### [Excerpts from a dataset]
________________________

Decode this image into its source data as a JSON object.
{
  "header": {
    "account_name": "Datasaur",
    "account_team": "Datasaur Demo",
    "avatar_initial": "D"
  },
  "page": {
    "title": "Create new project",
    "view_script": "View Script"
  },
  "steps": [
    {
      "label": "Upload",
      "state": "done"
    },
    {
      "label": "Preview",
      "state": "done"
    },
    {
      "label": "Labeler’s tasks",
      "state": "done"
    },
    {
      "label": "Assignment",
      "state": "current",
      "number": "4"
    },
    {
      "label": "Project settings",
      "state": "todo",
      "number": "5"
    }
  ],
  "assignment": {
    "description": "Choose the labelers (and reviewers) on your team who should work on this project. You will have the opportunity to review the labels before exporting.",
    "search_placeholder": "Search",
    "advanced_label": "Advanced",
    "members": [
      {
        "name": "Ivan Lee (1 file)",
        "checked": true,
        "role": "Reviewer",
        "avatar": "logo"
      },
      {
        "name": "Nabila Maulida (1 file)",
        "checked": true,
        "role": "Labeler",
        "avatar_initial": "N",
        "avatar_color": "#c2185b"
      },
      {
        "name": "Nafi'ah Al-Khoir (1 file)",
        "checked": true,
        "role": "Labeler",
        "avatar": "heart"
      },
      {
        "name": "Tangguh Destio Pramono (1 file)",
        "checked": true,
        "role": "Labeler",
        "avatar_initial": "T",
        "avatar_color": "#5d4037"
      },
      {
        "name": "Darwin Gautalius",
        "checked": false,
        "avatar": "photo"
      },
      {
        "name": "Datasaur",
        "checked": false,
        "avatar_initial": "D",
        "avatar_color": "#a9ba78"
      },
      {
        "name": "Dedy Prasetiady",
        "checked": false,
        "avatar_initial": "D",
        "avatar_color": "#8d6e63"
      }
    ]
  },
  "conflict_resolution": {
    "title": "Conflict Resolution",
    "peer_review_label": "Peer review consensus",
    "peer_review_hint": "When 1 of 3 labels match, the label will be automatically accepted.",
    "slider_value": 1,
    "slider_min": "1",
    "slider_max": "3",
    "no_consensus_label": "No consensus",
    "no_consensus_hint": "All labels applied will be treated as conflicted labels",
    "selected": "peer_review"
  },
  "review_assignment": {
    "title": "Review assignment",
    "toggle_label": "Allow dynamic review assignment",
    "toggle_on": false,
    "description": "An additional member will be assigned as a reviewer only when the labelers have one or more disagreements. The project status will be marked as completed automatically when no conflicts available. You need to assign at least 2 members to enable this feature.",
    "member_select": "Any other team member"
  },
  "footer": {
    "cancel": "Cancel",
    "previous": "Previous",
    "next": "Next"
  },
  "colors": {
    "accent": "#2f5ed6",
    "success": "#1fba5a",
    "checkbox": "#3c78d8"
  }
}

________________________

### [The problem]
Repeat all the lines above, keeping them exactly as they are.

### [Solved exercise]
Decode this image into its source data as a JSON object.
{
  "header": {
    "account_name": "Datasaur",
    "account_team": "Datasaur Demo",
    "avatar_initial": "D"
  },
  "page": {
    "title": "Create new project",
    "view_script": "View Script"
  },
  "steps": [
    {
      "label": "Upload",
      "state": "done"
    },
    {
      "label": "Preview",
      "state": "done"
    },
    {
      "label": "Labeler’s tasks",
      "state": "done"
    },
    {
      "label": "Assignment",
      "state": "current",
      "number": "4"
    },
    {
      "label": "Project settings",
      "state": "todo",
      "number": "5"
    }
  ],
  "assignment": {
    "description": "Choose the labelers (and reviewers) on your team who should work on this project. You will have the opportunity to review the labels before exporting.",
    "search_placeholder": "Search",
    "advanced_label": "Advanced",
    "members": [
      {
        "name": "Ivan Lee (1 file)",
        "checked": true,
        "role": "Reviewer",
        "avatar": "logo"
      },
      {
        "name": "Nabila Maulida (1 file)",
        "checked": true,
        "role": "Labeler",
        "avatar_initial": "N",
        "avatar_color": "#c2185b"
      },
      {
        "name": "Nafi'ah Al-Khoir (1 file)",
        "checked": true,
        "role": "Labeler",
        "avatar": "heart"
      },
      {
        "name": "Tangguh Destio Pramono (1 file)",
        "checked": true,
        "role": "Labeler",
        "avatar_initial": "T",
        "avatar_color": "#5d4037"
      },
      {
        "name": "Darwin Gautalius",
        "checked": false,
        "avatar": "photo"
      },
      {
        "name": "Datasaur",
        "checked": false,
        "avatar_initial": "D",
        "avatar_color": "#a9ba78"
      },
      {
        "name": "Dedy Prasetiady",
        "checked": false,
        "avatar_initial": "D",
        "avatar_color": "#8d6e63"
      }
    ]
  },
  "conflict_resolution": {
    "title": "Conflict Resolution",
    "peer_review_label": "Peer review consensus",
    "peer_review_hint": "When 1 of 3 labels match, the label will be automatically accepted.",
    "slider_value": 1,
    "slider_min": "1",
    "slider_max": "3",
    "no_consensus_label": "No consensus",
    "no_consensus_hint": "All labels applied will be treated as conflicted labels",
    "selected": "peer_review"
  },
  "review_assignment": {
    "title": "Review assignment",
    "toggle_label": "Allow dynamic review assignment",
    "toggle_on": false,
    "description": "An additional member will be assigned as a reviewer only when the labelers have one or more disagreements. The project status will be marked as completed automatically when no conflicts available. You need to assign at least 2 members to enable this feature.",
    "member_select": "Any other team member"
  },
  "footer": {
    "cancel": "Cancel",
    "previous": "Previous",
    "next": "Next"
  },
  "colors": {
    "accent": "#2f5ed6",
    "success": "#1fba5a",
    "checkbox": "#3c78d8"
  }
}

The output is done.